_Exercise aim_
Return every line below in which "Hubtisch" appears.

[Records contained in a dataset]
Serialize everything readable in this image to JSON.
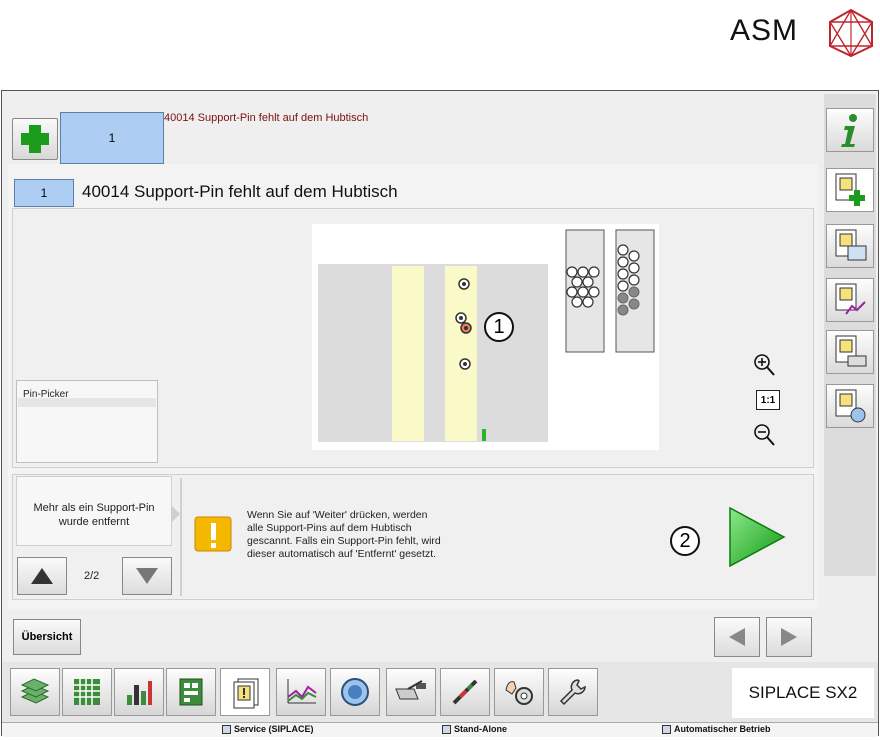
{
  "brand": {
    "name": "ASM",
    "color": "#c0262e"
  },
  "top": {
    "add_icon": "green-plus-icon",
    "tab_label": "1",
    "message": "40014 Support-Pin fehlt auf dem Hubtisch"
  },
  "header": {
    "number": "1",
    "title": "40014 Support-Pin fehlt auf dem Hubtisch"
  },
  "pin_picker": {
    "label": "Pin-Picker"
  },
  "diagram": {
    "callout_1": "1",
    "callout_2": "2",
    "zoom_in_icon": "zoom-in-icon",
    "zoom_fit": "1:1",
    "zoom_out_icon": "zoom-out-icon"
  },
  "hint": {
    "line1": "Mehr als ein Support-Pin",
    "line2": "wurde entfernt",
    "page": "2/2"
  },
  "message": {
    "lines": [
      "Wenn Sie auf 'Weiter' drücken, werden",
      "alle Support-Pins auf dem Hubtisch",
      "gescannt. Falls ein Support-Pin fehlt, wird",
      "dieser automatisch auf 'Entfernt' gesetzt."
    ]
  },
  "overview_button": "Übersicht",
  "sidebar": [
    "info-icon",
    "alarm-add-icon",
    "alarm-monitor-icon",
    "alarm-chart-icon",
    "alarm-print-icon",
    "alarm-camera-icon"
  ],
  "taskbar": {
    "buttons": [
      "stack-icon",
      "grid-icon",
      "bar-chart-icon",
      "board-icon",
      "alarm-icon",
      "trend-icon",
      "camera-icon",
      "feeder-icon",
      "nozzle-icon",
      "hand-gear-icon",
      "wrench-icon"
    ],
    "machine": "SIPLACE SX2"
  },
  "status": {
    "user": "Service (SIPLACE)",
    "mode": "Stand-Alone",
    "operation": "Automatischer Betrieb"
  },
  "colors": {
    "accent_blue": "#aecdf2",
    "ok_green": "#2bb52b",
    "warning_yellow": "#f5b800",
    "pin_strip": "#fafac8"
  }
}
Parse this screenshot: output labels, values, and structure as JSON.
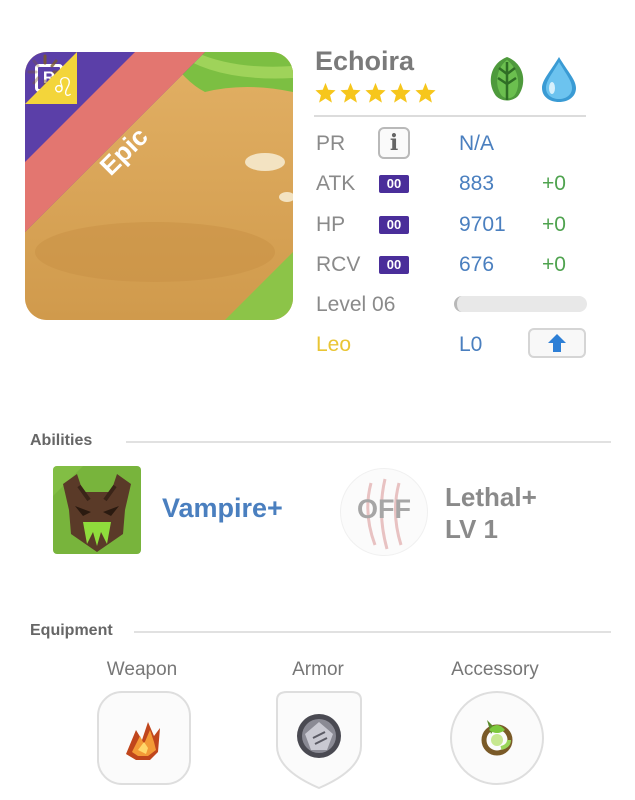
{
  "hero": {
    "name": "Echoira",
    "rarity": "Epic",
    "rank_badge": "R",
    "stars": 5,
    "elements": [
      "leaf-element-icon",
      "water-element-icon"
    ],
    "zodiac": "Leo",
    "zodiac_symbol": "♌"
  },
  "stats": {
    "pr_label": "PR",
    "pr_value": "N/A",
    "info_glyph": "i",
    "atk_label": "ATK",
    "atk_badge": "00",
    "atk_value": "883",
    "atk_plus": "+0",
    "hp_label": "HP",
    "hp_badge": "00",
    "hp_value": "9701",
    "hp_plus": "+0",
    "rcv_label": "RCV",
    "rcv_badge": "00",
    "rcv_value": "676",
    "rcv_plus": "+0",
    "level_label": "Level 06",
    "level_progress": 0.02,
    "zodiac_level": "L0"
  },
  "abilities": {
    "title": "Abilities",
    "primary_name": "Vampire+",
    "secondary_state": "OFF",
    "secondary_name": "Lethal+",
    "secondary_level": "LV 1"
  },
  "equipment": {
    "title": "Equipment",
    "weapon_label": "Weapon",
    "armor_label": "Armor",
    "accessory_label": "Accessory"
  },
  "colors": {
    "stat_value": "#4a7fbf",
    "stat_bonus": "#4fa34f",
    "zodiac": "#e9c534",
    "rarity_banner": "#e37670",
    "rank_triangle": "#5b3fa8"
  }
}
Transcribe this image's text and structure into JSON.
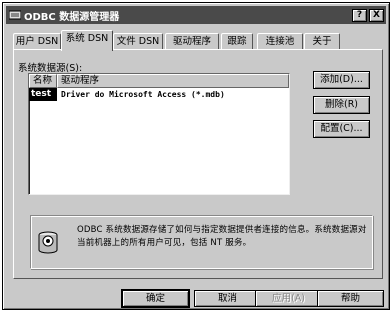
{
  "window": {
    "title": "ODBC 数据源管理器",
    "help_button": "?",
    "close_button": "X"
  },
  "tabs": [
    {
      "label": "用户 DSN",
      "active": false
    },
    {
      "label": "系统 DSN",
      "active": true
    },
    {
      "label": "文件 DSN",
      "active": false
    },
    {
      "label": "驱动程序",
      "active": false
    },
    {
      "label": "跟踪",
      "active": false
    },
    {
      "label": "连接池",
      "active": false
    },
    {
      "label": "关于",
      "active": false
    }
  ],
  "system_dsn": {
    "section_label": "系统数据源(S):",
    "columns": {
      "name": "名称",
      "driver": "驱动程序"
    },
    "rows": [
      {
        "name": "test",
        "driver": "Driver do Microsoft Access (*.mdb)",
        "selected": true
      }
    ]
  },
  "side_buttons": {
    "add": "添加(D)...",
    "remove": "删除(R)",
    "configure": "配置(C)..."
  },
  "info": {
    "icon": "odbc-datasource-icon",
    "text": "ODBC 系统数据源存储了如何与指定数据提供者连接的信息。系统数据源对当前机器上的所有用户可见，包括 NT 服务。"
  },
  "bottom_buttons": {
    "ok": "确定",
    "cancel": "取消",
    "apply": "应用(A)",
    "help": "帮助"
  }
}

_Output of the exercise_
    "message": "40014 Support-Pin fehlt auf dem Hubtisch"
    "title": "40014 Support-Pin fehlt auf dem Hubtisch"
      "alle Support-Pins auf dem Hubtisch",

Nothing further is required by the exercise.